--- DATA FOR THE TASK Enclosed Below ---

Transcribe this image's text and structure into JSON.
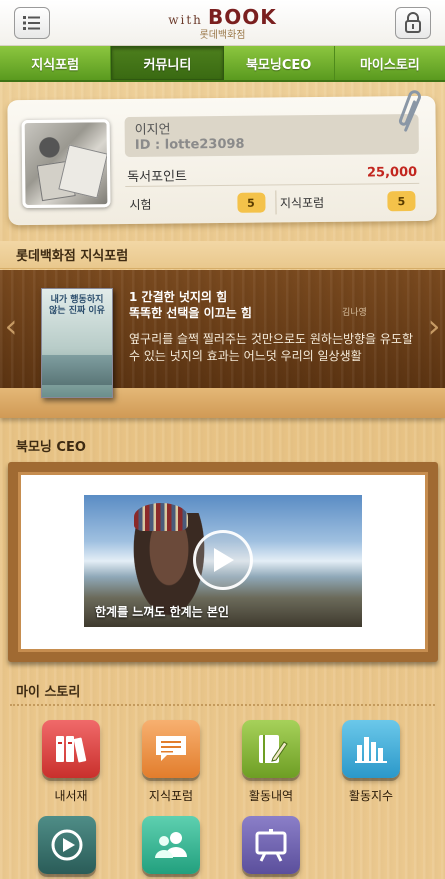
{
  "header": {
    "logo_with": "with",
    "logo_book": "BOOK",
    "logo_sub": "롯데백화점",
    "menu_icon": "list-menu-icon",
    "lock_icon": "lock-icon"
  },
  "nav": {
    "tabs": [
      {
        "label": "지식포럼",
        "active": false
      },
      {
        "label": "커뮤니티",
        "active": true
      },
      {
        "label": "북모닝CEO",
        "active": false
      },
      {
        "label": "마이스토리",
        "active": false
      }
    ]
  },
  "profile": {
    "name": "이지언",
    "id_text": "ID : lotte23098",
    "points_label": "독서포인트",
    "points_value": "25,000",
    "stats": [
      {
        "label": "시험",
        "count": "5"
      },
      {
        "label": "지식포럼",
        "count": "5"
      }
    ]
  },
  "forum": {
    "section_title": "롯데백화점 지식포럼",
    "book_cover_title": "내가 행동하지 않는 진짜 이유",
    "title_line1": "1 간결한 넛지의 힘",
    "title_line2": "똑똑한 선택을 이끄는 힘",
    "author": "김나영",
    "description": "옆구리를 슬쩍 찔러주는 것만으로도 원하는방향을 유도할 수 있는 넛지의 효과는 어느덧 우리의 일상생활",
    "prev_arrow": "‹",
    "next_arrow": "›"
  },
  "ceo": {
    "section_title": "북모닝 CEO",
    "video_caption": "한계를 느껴도 한계는 본인"
  },
  "mystory": {
    "section_title": "마이 스토리",
    "items": [
      {
        "label": "내서재",
        "icon": "bookshelf-icon"
      },
      {
        "label": "지식포럼",
        "icon": "chat-bubble-icon"
      },
      {
        "label": "활동내역",
        "icon": "notebook-pen-icon"
      },
      {
        "label": "활동지수",
        "icon": "bar-chart-icon"
      },
      {
        "label": "",
        "icon": "play-circle-icon"
      },
      {
        "label": "",
        "icon": "people-icon"
      },
      {
        "label": "",
        "icon": "presentation-board-icon"
      }
    ]
  },
  "colors": {
    "nav_green": "#6aac2a",
    "points_red": "#c2261f",
    "badge_yellow": "#f4c24a",
    "wood_dark": "#5c3412"
  }
}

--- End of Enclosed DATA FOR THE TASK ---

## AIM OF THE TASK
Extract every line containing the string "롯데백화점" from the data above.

## EXERCISE SOLUTION
    "logo_sub": "롯데백화점",
    "section_title": "롯데백화점 지식포럼",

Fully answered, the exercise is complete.